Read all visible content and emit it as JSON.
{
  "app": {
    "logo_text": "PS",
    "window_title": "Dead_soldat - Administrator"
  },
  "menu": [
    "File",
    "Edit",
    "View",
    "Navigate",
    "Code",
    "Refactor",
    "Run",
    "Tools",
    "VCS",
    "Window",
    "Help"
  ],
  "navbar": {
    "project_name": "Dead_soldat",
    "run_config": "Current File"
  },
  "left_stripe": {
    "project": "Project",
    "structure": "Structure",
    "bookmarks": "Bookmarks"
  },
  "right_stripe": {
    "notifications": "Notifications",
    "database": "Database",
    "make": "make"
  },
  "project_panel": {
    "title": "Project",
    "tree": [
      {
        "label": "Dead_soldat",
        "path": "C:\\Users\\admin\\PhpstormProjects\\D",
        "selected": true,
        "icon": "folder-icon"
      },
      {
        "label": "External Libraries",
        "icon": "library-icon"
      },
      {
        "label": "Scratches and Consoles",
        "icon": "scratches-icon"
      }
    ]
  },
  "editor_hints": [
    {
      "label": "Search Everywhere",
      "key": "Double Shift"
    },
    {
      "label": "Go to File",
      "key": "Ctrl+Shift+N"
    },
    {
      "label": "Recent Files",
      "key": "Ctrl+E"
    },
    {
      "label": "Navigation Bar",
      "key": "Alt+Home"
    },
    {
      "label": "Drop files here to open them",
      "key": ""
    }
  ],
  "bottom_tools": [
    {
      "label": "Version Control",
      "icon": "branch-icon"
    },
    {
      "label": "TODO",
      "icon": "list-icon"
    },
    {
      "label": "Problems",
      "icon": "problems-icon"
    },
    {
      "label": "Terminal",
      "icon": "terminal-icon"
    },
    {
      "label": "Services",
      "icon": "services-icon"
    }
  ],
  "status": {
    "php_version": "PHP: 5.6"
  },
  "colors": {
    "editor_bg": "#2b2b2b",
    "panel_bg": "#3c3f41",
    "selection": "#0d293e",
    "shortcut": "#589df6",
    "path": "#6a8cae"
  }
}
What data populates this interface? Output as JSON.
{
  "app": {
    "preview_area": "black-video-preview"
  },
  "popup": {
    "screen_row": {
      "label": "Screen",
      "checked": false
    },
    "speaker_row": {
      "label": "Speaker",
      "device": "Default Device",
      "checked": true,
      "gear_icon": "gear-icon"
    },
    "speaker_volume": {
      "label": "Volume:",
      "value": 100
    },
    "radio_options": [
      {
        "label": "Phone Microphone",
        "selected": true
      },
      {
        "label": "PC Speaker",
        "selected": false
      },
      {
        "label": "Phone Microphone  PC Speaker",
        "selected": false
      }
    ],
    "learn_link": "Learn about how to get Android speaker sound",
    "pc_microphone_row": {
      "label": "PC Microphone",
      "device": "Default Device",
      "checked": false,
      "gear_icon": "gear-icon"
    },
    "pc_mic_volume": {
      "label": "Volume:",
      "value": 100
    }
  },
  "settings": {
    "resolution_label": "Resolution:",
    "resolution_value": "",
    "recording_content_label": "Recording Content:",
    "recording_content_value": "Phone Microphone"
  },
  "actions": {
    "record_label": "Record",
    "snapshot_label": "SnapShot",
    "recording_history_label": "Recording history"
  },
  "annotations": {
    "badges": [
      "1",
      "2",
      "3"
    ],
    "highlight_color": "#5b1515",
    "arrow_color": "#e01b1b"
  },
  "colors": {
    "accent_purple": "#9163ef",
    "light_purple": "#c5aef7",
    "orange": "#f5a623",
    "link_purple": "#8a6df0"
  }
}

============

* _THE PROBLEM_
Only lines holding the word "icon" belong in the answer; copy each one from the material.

* _PROBLEM SOLUTION_
        "icon": "folder-icon"
        "icon": "library-icon"
        "icon": "scratches-icon"
      "icon": "branch-icon"
      "icon": "list-icon"
      "icon": "problems-icon"
      "icon": "terminal-icon"
      "icon": "services-icon"
      "gear_icon": "gear-icon"
      "gear_icon": "gear-icon"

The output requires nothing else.